In Owl Weather
In the pamphlet, on page three, you will find me
Clutching the yellow parasol, the one I used
To get away with carrying. I loved once, in
The long-ago, nesting in the empty granary
With my barn boys, all of whom then wanted
Me. How many nights it was I did not wed
Them, preferring the company of animals
Who did not speak and slept curled to me and set
Me free thereafter to the feral dark, and then
To overwintering. In owl weather I am
Apprentice to the common law of harm.
No rook, no reed, no rain, only
Overhearing in the next room
The Surrealist's boot growing into
The foot-soldier's missing hank
Of limb on the terrible concrete in the city
Of Tehran. This is the hour when no living
Creature can lean its forehead into my hand.
The owl in the barn is so still
No one takes my word that he is real.
In the pamphlet, on page seven, you will find me
As a tiny odalisque on the endless blanket
Of the bower of my mother's bed, coquettish,
In a poplin nightgown and my mallow-color shoes,
With all my lionlikes about me—it is clear I am
Quite pleased with me. I wonder, can he
Look up to the slip of moon late days
At the very moment I am looking too,
I wonder, is he warm, somewhere, in hay.
Alfred A. Knopf
Copyright © 2013 by Lucie Brock-Broido
All rights reserved.

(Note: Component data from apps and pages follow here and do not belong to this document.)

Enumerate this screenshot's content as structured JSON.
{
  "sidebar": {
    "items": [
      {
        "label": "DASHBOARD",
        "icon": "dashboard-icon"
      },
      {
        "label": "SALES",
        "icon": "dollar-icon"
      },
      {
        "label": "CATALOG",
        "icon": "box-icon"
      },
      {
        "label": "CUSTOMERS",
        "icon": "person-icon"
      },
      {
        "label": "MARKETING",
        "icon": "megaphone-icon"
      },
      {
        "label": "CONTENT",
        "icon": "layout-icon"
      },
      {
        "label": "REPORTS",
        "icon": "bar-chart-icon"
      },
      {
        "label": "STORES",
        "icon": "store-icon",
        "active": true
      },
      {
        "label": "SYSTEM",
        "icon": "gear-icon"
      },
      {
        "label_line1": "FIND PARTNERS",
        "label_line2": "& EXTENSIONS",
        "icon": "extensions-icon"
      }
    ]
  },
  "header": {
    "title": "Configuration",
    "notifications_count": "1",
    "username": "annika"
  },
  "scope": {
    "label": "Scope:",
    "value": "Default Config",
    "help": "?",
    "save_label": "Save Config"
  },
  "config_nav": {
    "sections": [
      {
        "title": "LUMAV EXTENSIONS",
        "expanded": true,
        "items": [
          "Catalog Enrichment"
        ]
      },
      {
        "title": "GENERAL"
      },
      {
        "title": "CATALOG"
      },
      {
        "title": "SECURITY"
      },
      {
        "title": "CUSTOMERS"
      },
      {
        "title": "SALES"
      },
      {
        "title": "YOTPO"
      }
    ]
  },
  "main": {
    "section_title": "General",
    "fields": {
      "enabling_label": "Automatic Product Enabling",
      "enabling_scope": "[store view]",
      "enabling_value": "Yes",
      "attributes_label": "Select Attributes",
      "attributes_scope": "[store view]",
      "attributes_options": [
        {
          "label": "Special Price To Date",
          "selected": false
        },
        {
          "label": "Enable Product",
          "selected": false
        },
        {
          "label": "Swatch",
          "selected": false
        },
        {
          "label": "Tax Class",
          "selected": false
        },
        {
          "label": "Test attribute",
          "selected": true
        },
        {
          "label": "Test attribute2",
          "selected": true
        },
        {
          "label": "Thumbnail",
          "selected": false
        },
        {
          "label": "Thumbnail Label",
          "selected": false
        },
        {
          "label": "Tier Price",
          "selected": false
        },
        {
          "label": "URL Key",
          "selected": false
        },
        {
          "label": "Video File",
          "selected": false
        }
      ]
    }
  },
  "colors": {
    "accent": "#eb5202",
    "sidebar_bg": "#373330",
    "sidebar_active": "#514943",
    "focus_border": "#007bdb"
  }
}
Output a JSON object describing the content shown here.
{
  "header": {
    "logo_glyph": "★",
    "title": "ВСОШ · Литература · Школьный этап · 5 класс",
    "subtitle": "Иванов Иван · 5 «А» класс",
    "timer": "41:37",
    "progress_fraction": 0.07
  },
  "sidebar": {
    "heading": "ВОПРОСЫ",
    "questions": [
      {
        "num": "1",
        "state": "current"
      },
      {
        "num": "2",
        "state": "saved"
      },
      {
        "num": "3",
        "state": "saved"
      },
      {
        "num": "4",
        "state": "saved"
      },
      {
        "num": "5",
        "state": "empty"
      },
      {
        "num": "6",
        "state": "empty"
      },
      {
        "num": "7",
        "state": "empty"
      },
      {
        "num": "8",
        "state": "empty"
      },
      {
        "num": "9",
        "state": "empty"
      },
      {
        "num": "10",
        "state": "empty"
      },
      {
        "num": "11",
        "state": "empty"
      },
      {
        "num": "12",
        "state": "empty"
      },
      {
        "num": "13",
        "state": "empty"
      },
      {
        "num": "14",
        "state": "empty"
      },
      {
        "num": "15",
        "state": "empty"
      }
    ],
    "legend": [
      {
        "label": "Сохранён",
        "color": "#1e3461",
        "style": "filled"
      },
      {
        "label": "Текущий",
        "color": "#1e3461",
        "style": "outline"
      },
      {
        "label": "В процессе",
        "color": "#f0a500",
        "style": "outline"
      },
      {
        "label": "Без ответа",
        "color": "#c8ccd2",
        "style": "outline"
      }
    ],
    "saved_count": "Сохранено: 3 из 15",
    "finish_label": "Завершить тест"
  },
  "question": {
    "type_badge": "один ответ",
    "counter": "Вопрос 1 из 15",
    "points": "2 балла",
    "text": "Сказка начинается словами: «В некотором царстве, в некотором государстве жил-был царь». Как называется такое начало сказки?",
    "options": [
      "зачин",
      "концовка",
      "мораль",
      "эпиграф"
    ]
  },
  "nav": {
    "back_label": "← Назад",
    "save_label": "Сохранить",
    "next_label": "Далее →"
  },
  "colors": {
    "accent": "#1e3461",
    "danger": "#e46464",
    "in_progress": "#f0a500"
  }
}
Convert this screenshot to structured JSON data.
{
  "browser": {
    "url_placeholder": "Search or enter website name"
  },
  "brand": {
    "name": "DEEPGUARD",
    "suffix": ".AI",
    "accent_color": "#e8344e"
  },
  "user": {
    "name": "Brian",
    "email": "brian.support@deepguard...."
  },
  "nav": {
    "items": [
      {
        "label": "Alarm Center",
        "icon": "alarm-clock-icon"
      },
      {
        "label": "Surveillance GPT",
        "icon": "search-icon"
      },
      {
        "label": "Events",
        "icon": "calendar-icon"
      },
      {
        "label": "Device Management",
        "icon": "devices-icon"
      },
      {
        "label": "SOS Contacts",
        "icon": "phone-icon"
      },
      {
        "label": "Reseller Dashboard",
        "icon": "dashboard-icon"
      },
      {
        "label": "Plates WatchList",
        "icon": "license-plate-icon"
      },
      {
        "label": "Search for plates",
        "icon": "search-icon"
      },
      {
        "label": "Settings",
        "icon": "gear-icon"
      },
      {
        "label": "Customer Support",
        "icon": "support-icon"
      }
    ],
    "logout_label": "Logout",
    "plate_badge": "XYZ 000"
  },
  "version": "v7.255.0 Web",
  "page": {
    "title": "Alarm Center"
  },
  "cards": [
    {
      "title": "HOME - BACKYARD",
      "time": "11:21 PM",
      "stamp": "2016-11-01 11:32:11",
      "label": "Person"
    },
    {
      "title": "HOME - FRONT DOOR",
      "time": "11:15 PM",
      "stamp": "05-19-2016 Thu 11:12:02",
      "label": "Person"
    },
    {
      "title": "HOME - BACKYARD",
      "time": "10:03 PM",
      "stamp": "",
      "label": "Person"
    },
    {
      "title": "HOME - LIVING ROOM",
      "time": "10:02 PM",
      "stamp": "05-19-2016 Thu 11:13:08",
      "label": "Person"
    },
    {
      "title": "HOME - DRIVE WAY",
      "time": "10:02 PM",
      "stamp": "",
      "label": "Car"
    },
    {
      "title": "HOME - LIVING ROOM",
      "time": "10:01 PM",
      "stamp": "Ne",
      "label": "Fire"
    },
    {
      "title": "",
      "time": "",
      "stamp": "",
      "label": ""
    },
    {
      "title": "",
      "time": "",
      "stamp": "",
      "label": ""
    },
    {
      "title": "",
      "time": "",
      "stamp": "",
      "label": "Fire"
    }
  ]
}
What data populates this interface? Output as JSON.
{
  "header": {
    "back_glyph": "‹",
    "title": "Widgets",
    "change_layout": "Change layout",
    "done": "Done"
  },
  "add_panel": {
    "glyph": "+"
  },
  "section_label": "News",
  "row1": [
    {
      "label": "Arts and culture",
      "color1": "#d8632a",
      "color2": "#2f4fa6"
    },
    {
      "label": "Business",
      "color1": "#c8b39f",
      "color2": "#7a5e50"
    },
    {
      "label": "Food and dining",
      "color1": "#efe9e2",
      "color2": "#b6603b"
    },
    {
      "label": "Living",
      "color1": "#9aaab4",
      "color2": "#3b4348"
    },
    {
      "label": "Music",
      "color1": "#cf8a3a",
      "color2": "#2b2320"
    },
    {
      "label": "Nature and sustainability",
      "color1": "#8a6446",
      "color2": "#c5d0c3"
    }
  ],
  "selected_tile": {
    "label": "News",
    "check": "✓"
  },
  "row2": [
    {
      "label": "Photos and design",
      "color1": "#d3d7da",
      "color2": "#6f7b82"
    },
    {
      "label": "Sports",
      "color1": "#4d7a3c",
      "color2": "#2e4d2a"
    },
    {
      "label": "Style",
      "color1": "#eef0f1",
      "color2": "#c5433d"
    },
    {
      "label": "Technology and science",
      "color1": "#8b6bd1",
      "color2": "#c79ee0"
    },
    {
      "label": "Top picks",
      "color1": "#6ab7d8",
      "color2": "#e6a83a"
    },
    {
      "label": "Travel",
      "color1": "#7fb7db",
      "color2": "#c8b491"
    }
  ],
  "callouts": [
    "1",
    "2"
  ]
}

Reproduced by Poetry Daily with permission of Knopf, a division of Random House LLC. No part of this excerpt may be reproduced or reprinted without permission in writing from the publisher.